If you’re a tattooed soldier and the sun is out, you better be sure only one gun’s out.
An article by Time Magazinemakes a bold, but statistically damning assessment of the age group the armed forces most often pull on for military service. According to a report by the Wall Street Journal, seven out of ten members of 17 to 24-year-olds looking to join the military wouldn’t be able to sign on due to “reasons related to health, [or] physical appearance; including tattoos and educational background,” according to the Pentagon.
Essentially, 71 percent of the 34 million or so making up the prime talent pool for the Army wouldn’t qualify for military service for a number of different factors. A bit over a quarter of them would miss the grade for reasons such as obesity or mental health issues. Another eight percent are counted out for popping ADHD or other similar prescription meds on the regular. Other bars from service include things like having a felony charge on your record, lacking a high school diploma or…
Having certain tattoos and ear gauges.
There are some blatant bans outlined in the military’s recently revised uniform policy. Anything above the T-shirt line--like facial tattoos or neck designs—are out, falling in line with the uniformity they strive for in criteria demanded in terms of hairstyles, beards, etc. There can be special exceptions made, but whether or not that happens is up to the individual recruiter, who signs the waivers needed to join up. “We have not adopted a zero-defect mentality,” Defense Department spokesman Nathan Christensen told The Wall Street Journal. “We evaluate each applicant from a whole-person perspective.”

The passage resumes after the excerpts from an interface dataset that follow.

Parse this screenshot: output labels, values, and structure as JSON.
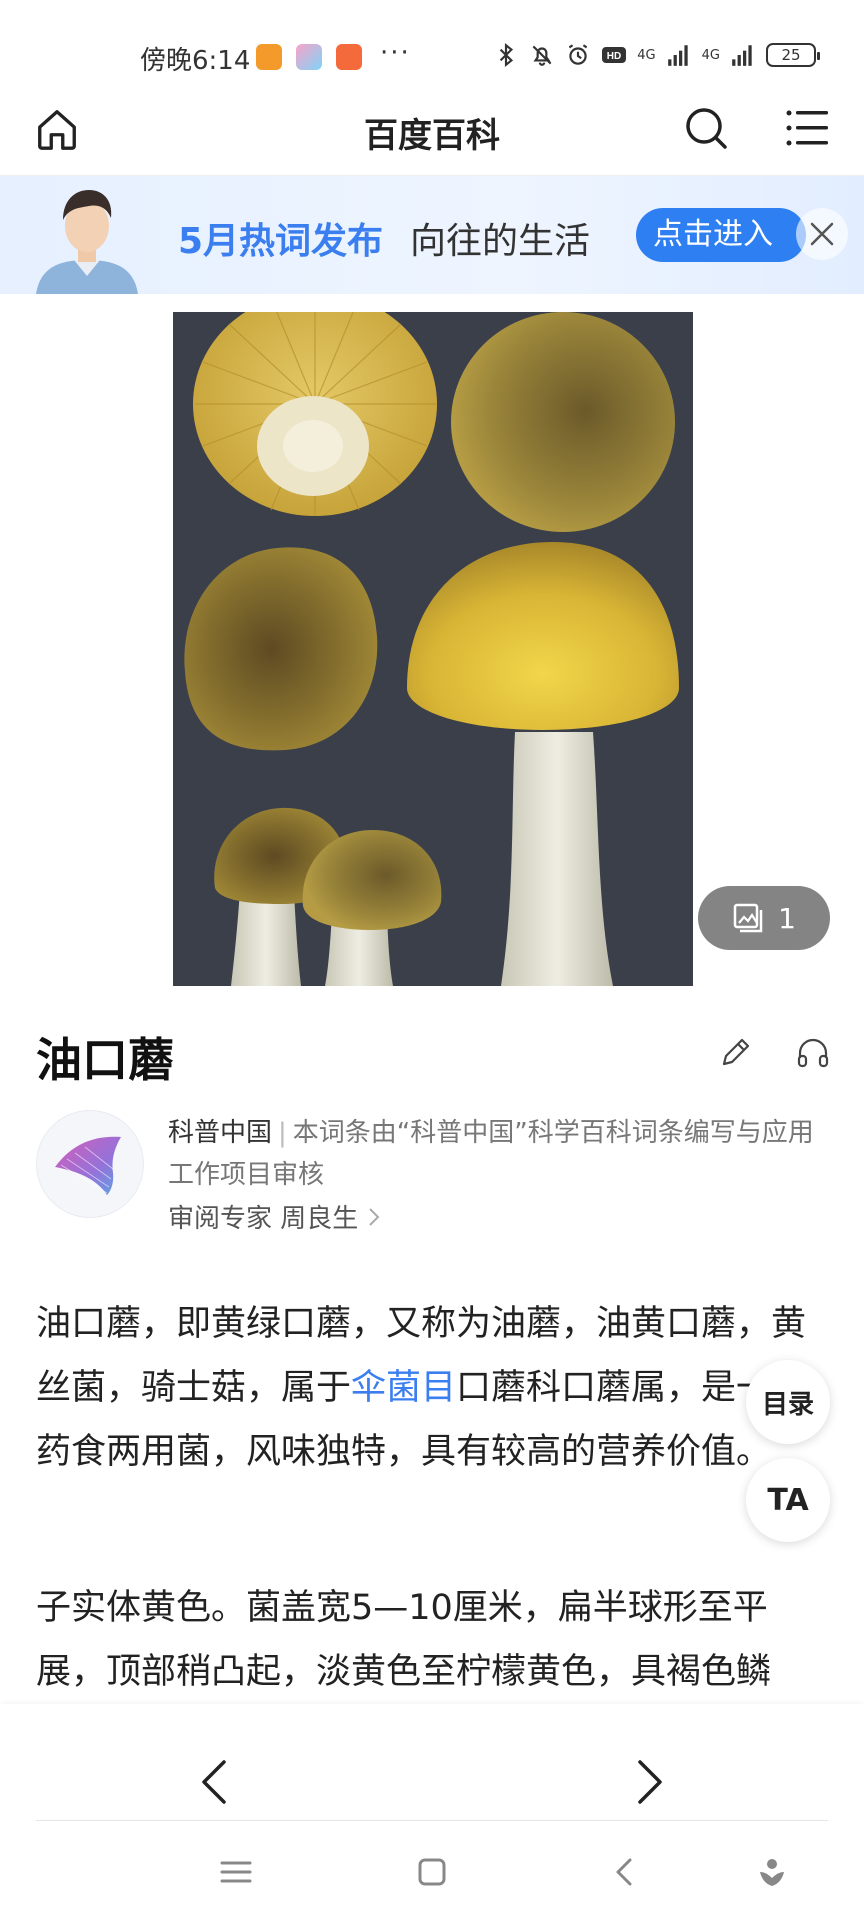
{
  "status_bar": {
    "time": "傍晚6:14",
    "more": "···",
    "network_1": "4G",
    "network_2": "4G",
    "battery": "25"
  },
  "header": {
    "title": "百度百科"
  },
  "banner": {
    "title": "5月热词发布",
    "subtitle": "向往的生活",
    "button_label": "点击进入"
  },
  "image": {
    "photo_count": "1"
  },
  "entry": {
    "title": "油口蘑"
  },
  "author": {
    "name": "科普中国",
    "separator": "|",
    "description": "本词条由“科普中国”科学百科词条编写与应用工作项目审核",
    "reviewer_label": "审阅专家 周良生"
  },
  "content": {
    "para1_before_link": "油口蘑，即黄绿口蘑，又称为油蘑，油黄口蘑，黄丝菌，骑士菇，属于",
    "para1_link": "伞菌目",
    "para1_after_link": "口蘑科口蘑属，是一种药食两用菌，风味独特，具有较高的营养价值。",
    "para2": "子实体黄色。菌盖宽5—10厘米，扁半球形至平展，顶部稍凸起，淡黄色至柠檬黄色，具褐色鳞"
  },
  "floating": {
    "toc_label": "目录",
    "font_label": "TA"
  },
  "colors": {
    "accent": "#3a7ef0",
    "banner_button": "#2e7ff2"
  }
}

So obviously, this isn’t a complete death knell to anyone with tattoos willing to head off to fight for the stars and stripes. But still, in an era where the standards of enlistment are falling off and there are an increasing number of people in their prime age group getting inked, wouldn’t it be reasonable to allow a bit more leniency for the approximately 180,000 the Journal saidsuccessfully volunteer for the armed forces each year?
After all, tattoos are the most common cosmetic reason applicants to the military are turned away. In Arizona, around 500 people were recently turned away from serving their country because of their tattoos. This could be key, considering out of the 34 million individuals mentioned earlier, only about one percent actually want to enlist. In 2011, 100,000 individuals volunteered for the Army and the Army Reserve alone.
Restrictions are in place for more than four visible tattoos below the elbow or knee, more than one armband-style tattoo (limited to 2” across in size) and sleeves of any sort on the arms or legs—assuming they don’t cross that elbow/knee border according to the Army Times.But if they do, the Army said soldiers would be required to pay out of pocket for the removal of any tattoo that violates the policy according to a Stars and Stripes article dating from last September.
Bans on sexist or racist tattoos advocating philosophies degrading or demeaning to a person based on race, ethnicity, or national origin are in place as well. But another policy, an abstract ban on indecent tattoos, or what they consider “grossly offensive to modesty, decency, propriety or professionalism,” to us, could seem a tad subjective in this scenario.
Pew Research Center said that in 2010 nearly 40 percent of US adults between the ages of 18 and 29 had tattoos. 32 percent between that group and 40 years of age had at least one as well--numbers have been growing since. If you’re reading this, you probably know all too well that this isn’t exactly a passing trend we’re dealing with, and as it continues to gain mainstream acceptance across the country, concessions are probably going to have to be made at all levels of society.
This was the military’s attempt at accommodating an increasing number of service men and women choosing to get tattooed. However, with the regulations saying all new ink needs to be reported to a commanding officer and filed with their Army Military Human Resource Record, this policy isn’t exactly lenient or even avoidable by any standards, with some even going as far to sue the military for violating their First Amendment rights. Though all previous tattoos grandfathered in will be put on record to help determine the parameters of the policy’s enforcement, there’s still that potential human, subjective factor that could get people in trouble for their forms of personal expression.
Christensen did tell the Wall Street Journal that recruiting goals for the last few years have been met, which does mean preventing people with lavish tattoos isn’t hurting their numbers. Although, in 2007, a mere 79 percent of enlistees had high school diplomas, making for an 11 percent dip from six years earlier. Fitness standards were lowered in the years following 2001 as well.
This makes us think a little about the priorities of this uniform policy. Last time we checked, it’s not every day you see an active soldier with anything, much less a forearm, exposed at any given point. And, frankly, when the situation on the field hits fever pitch, does it really matter what the person defending our freedom looks like?
Sgt. Major of the Army Raymond Chandler was quoted in Stars & Stripes saying the Army wants soldiers to stand out because of their achievements, not because of the way they look.
So this is what leaves us at odds with this policy. If aesthetics are so unimportant in military life, why is it so difficult to look past a tattoo that, in most cases, isn’t even visible? A hero can come in all shapes, sizes and colors, of any religion and any ethnicity. So why are tattoos where we draw the line?